After steaming for a few minutes, the kids finally boarded and the buses moved. I was on my merry way to the store when the very next stop light there was an accident with fire trucks and an ambulance. It was at this point I started giggling because I realized what was happening. More creative plot twists. I decided to just stop resisting and took some deep breaths to just be with this moment, and when I got to the store I was roaming around looking for one item when a random woman stopped me to ask a question about a red bow she was going to purchase and wear in her hair. I told her I didn’t work at the store and she said, “I know, I just want your opinion because I work in an office with all men and we’re wearing our favorite team colors on Friday. I just wanted to make sure it didn’t look too stupid, but at the same time I want to express my womanhood.” I smiled and said, “You get your woman on and wear that bow in your hair!” She walked away with a huge smile on her face feeling empowered.
So speaking of synchronicities and getting an answer to my question of why, what are the chances that I’d be held up that long so many times just to get to the store and run into this woman who was asking for an affirmation that it was OK to express herself in the midst of an all-male office? It just happened that I too have worked in those situations and it just so happened that out of everyone she could ask, I understood the intricate layers of “stuff” that come up for a woman who works in this environment. It also just happens that I’m all about empowering women to dare to be their most authentic selves at all times, so for me, I felt like I got my answer to “why” all of these creative plot twists were happening and it made me realize that if I hadn’t gotten hung up on the word should, if I hadn’t tried to write my own story, if I had simply just accepted “what is” instead of resisting it, I could have spared myself all of the negative feelings as none of that really changed anything. It was clear to me why arriving at the store 20 minutes earlier would probably have meant missing that part of the plot where this woman’s story and mine shared center stage for just a few moments.

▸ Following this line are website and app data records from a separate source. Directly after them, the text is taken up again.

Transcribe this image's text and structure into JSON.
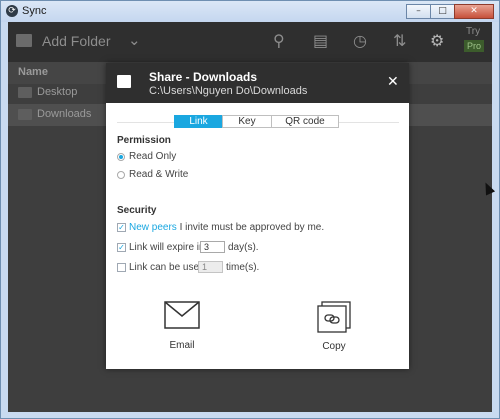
{
  "window": {
    "title": "Sync",
    "min_label": "–",
    "max_label": "□",
    "close_label": "✕"
  },
  "toolbar": {
    "add_folder": "Add Folder",
    "try": "Try",
    "pro": "Pro"
  },
  "list": {
    "header": "Name",
    "rows": [
      {
        "name": "Desktop"
      },
      {
        "name": "Downloads"
      }
    ]
  },
  "dialog": {
    "title": "Share - Downloads",
    "path": "C:\\Users\\Nguyen Do\\Downloads",
    "tabs": [
      {
        "label": "Link"
      },
      {
        "label": "Key"
      },
      {
        "label": "QR code"
      }
    ],
    "active_tab": "Link",
    "permission": {
      "title": "Permission",
      "options": [
        {
          "label": "Read Only",
          "selected": true
        },
        {
          "label": "Read & Write",
          "selected": false
        }
      ]
    },
    "security": {
      "title": "Security",
      "new_peers_link": "New peers",
      "new_peers_rest": " I invite must be approved by me.",
      "expire_label": "Link will expire in:",
      "expire_value": "3",
      "expire_unit": "day(s).",
      "used_label": "Link can be used:",
      "used_value": "1",
      "used_unit": "time(s)."
    },
    "actions": {
      "email": "Email",
      "copy": "Copy"
    }
  }
}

So what if you tried to go one full day and then two full days and three without uttering (either out loud or especially in your mind) the word should? What if when you realized you were saying it (because trust me...you will…we ALL will), you replaced it with, “Nope, I’m simply going to pick up this book of my life’s story and read it page by page and simply accept ‘what is’ in the present as it unfolds on the pages without trying to write the next page myself?” What if you exercised that thing called faith in the Universe and simply accepted that there will be times of predictability as well as times of creativity and that whatever happens was only a tiny part of the unfolding of 7 billion people’s stories that are all interconnected because we’re all sharing this tiny little blue orb hanging so delicately in the deep blackness of space? What if (even if your monkey mind is judging this entire blog post as ridiculous right now) you just tried this should thing out and you started noticing that the amount of time spent in negativity-land was decreasing? I think you should try it.